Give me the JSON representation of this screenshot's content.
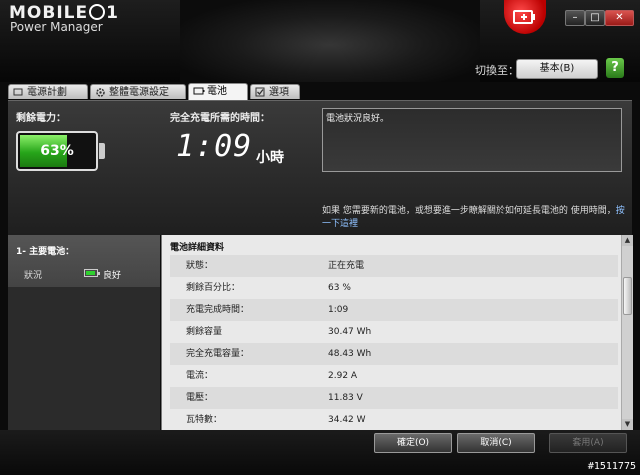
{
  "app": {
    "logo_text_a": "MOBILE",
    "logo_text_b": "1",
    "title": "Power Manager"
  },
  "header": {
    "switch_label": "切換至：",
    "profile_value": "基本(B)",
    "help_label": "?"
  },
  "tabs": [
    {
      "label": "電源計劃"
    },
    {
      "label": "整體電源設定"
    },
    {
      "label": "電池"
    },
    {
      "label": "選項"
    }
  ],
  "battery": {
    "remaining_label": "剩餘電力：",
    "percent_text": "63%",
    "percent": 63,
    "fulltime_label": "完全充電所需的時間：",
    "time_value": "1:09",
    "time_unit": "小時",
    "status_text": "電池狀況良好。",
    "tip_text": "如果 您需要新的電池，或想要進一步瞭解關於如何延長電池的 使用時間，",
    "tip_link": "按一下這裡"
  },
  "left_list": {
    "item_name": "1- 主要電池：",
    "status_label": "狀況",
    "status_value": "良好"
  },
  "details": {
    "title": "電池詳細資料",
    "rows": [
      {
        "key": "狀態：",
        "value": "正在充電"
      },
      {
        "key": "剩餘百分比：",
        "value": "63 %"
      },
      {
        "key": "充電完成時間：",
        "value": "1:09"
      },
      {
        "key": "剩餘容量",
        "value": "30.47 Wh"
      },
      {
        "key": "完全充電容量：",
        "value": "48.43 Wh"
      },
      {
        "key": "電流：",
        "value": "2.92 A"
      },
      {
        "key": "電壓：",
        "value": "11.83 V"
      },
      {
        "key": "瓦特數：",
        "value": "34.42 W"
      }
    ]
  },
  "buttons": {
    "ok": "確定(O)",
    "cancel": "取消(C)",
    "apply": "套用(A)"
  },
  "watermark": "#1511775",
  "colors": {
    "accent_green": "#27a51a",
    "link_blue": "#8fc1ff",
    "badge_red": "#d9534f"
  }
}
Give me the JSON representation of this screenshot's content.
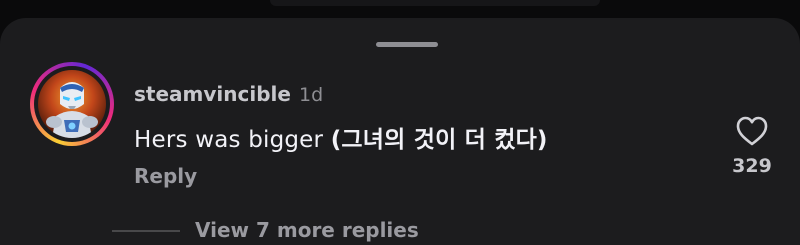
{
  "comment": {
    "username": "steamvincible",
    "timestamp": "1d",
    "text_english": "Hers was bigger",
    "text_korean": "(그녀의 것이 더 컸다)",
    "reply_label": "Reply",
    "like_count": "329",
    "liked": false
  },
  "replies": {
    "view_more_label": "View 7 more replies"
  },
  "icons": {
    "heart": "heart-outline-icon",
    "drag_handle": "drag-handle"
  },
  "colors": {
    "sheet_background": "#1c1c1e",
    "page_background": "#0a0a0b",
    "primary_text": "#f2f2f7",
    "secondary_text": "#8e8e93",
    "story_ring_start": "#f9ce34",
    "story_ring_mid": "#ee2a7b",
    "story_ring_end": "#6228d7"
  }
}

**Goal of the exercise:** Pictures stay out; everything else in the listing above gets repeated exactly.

**Result of the exercise:**
Give me the JSON representation of this screenshot's content.
{
  "app": {
    "logo_text_a": "MOBILE",
    "logo_text_b": "1",
    "title": "Power Manager"
  },
  "header": {
    "switch_label": "切換至：",
    "profile_value": "基本(B)",
    "help_label": "?"
  },
  "tabs": [
    {
      "label": "電源計劃"
    },
    {
      "label": "整體電源設定"
    },
    {
      "label": "電池"
    },
    {
      "label": "選項"
    }
  ],
  "battery": {
    "remaining_label": "剩餘電力：",
    "percent_text": "63%",
    "percent": 63,
    "fulltime_label": "完全充電所需的時間：",
    "time_value": "1:09",
    "time_unit": "小時",
    "status_text": "電池狀況良好。",
    "tip_text": "如果 您需要新的電池，或想要進一步瞭解關於如何延長電池的 使用時間，",
    "tip_link": "按一下這裡"
  },
  "left_list": {
    "item_name": "1- 主要電池：",
    "status_label": "狀況",
    "status_value": "良好"
  },
  "details": {
    "title": "電池詳細資料",
    "rows": [
      {
        "key": "狀態：",
        "value": "正在充電"
      },
      {
        "key": "剩餘百分比：",
        "value": "63 %"
      },
      {
        "key": "充電完成時間：",
        "value": "1:09"
      },
      {
        "key": "剩餘容量",
        "value": "30.47 Wh"
      },
      {
        "key": "完全充電容量：",
        "value": "48.43 Wh"
      },
      {
        "key": "電流：",
        "value": "2.92 A"
      },
      {
        "key": "電壓：",
        "value": "11.83 V"
      },
      {
        "key": "瓦特數：",
        "value": "34.42 W"
      }
    ]
  },
  "buttons": {
    "ok": "確定(O)",
    "cancel": "取消(C)",
    "apply": "套用(A)"
  },
  "watermark": "#1511775",
  "colors": {
    "accent_green": "#27a51a",
    "link_blue": "#8fc1ff",
    "badge_red": "#d9534f"
  }
}
Give me the JSON representation of this screenshot's content.
{
  "comment": {
    "username": "steamvincible",
    "timestamp": "1d",
    "text_english": "Hers was bigger",
    "text_korean": "(그녀의 것이 더 컸다)",
    "reply_label": "Reply",
    "like_count": "329",
    "liked": false
  },
  "replies": {
    "view_more_label": "View 7 more replies"
  },
  "icons": {
    "heart": "heart-outline-icon",
    "drag_handle": "drag-handle"
  },
  "colors": {
    "sheet_background": "#1c1c1e",
    "page_background": "#0a0a0b",
    "primary_text": "#f2f2f7",
    "secondary_text": "#8e8e93",
    "story_ring_start": "#f9ce34",
    "story_ring_mid": "#ee2a7b",
    "story_ring_end": "#6228d7"
  }
}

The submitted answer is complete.